Conjurer’s debut full length Mire is menacing from the moment the first chord is struck. The record’s opening track Choke plays out with a huge intro of chugged guitars and bellowed growls, pummeling your ears into dust before the song even gets going. The song then unfolds into a whirlwind of sludge infused death metal played with mathematical precision. The drums are intricate and super tight, and serve to accent thick, tar like guitars fantastically. The song steams along for a good five minutes before winding down into a plucked melancholy outro which plays seamlessly into the next track Hollow, a six minute journey of stark contrasts and dissonant melodies. The song jumps from loud and heavy to delicate and melodic with a almost deliberate clumsiness which I find reminiscent of some of YOB’s earlier work. The song’s intricately layered guitars and dual vocal attack set this song apart from the previous, while still maintaining the same overall sound.
Thankless wastes no time in letting the aggression out. Rapidly dispatching the blastbeats before diving back into monstrous chugged passages. This record is obscenely heavy at times, but never ventures into the thuggish or tough guy territory as it would be so easy to do. Even the most brutal parts are tastefully executed, and feel relevant to the song. However, in a record this heavy, it is the melodic parts that stand out the most, and Conjurer are more than capable of delivering in this arena also, demonstrated throughout the song with beautifully layered guitar harmonies and clean vocals seamlessly thrown in.

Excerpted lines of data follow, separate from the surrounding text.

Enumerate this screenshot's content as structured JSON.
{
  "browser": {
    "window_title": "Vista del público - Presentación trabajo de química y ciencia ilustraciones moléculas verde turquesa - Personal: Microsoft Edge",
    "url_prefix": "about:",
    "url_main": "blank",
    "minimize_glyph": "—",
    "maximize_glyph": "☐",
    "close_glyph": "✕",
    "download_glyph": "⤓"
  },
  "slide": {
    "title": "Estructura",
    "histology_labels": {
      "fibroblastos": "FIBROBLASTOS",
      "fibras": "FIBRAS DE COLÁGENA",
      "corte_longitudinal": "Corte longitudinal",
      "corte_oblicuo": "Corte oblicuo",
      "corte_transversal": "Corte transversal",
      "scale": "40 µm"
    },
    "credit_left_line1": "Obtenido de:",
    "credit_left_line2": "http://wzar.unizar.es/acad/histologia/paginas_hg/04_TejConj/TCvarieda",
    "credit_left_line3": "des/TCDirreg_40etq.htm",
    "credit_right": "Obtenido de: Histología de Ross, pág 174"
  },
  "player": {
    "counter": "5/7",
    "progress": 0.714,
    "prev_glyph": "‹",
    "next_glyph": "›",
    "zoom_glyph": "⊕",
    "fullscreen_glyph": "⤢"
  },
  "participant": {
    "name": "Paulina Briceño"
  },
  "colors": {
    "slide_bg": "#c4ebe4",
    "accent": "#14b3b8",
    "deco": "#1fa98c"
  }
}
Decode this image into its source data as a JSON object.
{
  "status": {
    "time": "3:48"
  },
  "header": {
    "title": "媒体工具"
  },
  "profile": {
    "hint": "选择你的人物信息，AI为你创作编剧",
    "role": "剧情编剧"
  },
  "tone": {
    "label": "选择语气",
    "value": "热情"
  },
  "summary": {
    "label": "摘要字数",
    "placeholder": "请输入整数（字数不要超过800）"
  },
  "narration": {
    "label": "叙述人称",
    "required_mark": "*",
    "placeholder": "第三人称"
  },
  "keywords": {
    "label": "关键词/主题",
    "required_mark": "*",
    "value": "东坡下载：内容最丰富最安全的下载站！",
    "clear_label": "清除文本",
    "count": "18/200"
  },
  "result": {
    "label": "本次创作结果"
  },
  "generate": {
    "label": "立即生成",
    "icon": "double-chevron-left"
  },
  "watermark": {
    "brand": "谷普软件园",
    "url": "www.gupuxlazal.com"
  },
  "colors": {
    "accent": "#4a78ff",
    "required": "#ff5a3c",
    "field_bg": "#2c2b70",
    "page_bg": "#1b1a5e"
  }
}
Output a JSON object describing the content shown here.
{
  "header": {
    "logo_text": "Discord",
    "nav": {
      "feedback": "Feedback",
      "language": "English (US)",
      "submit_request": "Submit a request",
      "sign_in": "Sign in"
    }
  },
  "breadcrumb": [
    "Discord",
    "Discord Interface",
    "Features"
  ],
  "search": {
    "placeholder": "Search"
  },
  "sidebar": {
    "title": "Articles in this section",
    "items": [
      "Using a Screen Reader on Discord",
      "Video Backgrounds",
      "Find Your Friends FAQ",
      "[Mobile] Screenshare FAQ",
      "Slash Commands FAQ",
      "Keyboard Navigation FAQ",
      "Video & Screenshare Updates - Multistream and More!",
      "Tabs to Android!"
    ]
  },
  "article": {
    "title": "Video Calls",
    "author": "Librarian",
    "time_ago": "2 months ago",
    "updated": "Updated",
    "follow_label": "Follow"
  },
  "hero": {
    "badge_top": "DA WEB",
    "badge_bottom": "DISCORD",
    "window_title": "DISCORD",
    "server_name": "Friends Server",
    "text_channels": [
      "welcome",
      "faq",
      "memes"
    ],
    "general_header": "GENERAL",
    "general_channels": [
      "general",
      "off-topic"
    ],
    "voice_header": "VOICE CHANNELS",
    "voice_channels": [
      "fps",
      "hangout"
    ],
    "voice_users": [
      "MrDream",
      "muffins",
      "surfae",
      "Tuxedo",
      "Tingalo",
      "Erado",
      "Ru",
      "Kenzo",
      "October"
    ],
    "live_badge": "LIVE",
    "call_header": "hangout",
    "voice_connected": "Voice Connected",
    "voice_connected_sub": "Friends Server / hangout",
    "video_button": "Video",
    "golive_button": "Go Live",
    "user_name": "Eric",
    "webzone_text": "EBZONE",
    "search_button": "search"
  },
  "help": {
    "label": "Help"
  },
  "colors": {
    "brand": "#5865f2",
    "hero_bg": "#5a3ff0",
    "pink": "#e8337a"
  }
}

We then see Conjurer take a more stripped back approach to songwriting with Retch a 3 minute metallic hardcore track with a penchant for D-beat and drastic tempo changes, and while this song lacks the complexities and nuances of the previous tracks; for me it is the stand out song so far. But then, I am a sucker for D-beat…
The eponymous track The Mire is 4 minute genre bending exercise in catharsis which sees Conjurer take elements of black, prog and death metal with a thick tar of sludge to hold it all together.
It’s rare to hear a debut album that is this accomplished and confident in it’s own sound. There is no second guessing Conjurer’s M.O with this record. The production quality is outstanding, everything sounds massive and in your face, but also crystal clear without that “overproduced” sound. Every note plucked, and cymbal hit cuts through, even in the most chaotic parts.
Album closer “Hadal” is a lumbering behemoth, with a slow fuzz soaked doom-esque riff repeat that brings to mind bands like Slomatics or Conan. This is the most consistent song on the record, it maintains a tectonically slow pace throughout its 8 minute duration and is not afraid to sit on the riffs for prolonged periods, giving Hadal a level of immersiveness that the rest of the album lacks.
It has been hard to write about this record without resorting to hyperbole, but when everything is as grandiose as it is on Mire, it is well deserved.
Check it out for yourself on the player below: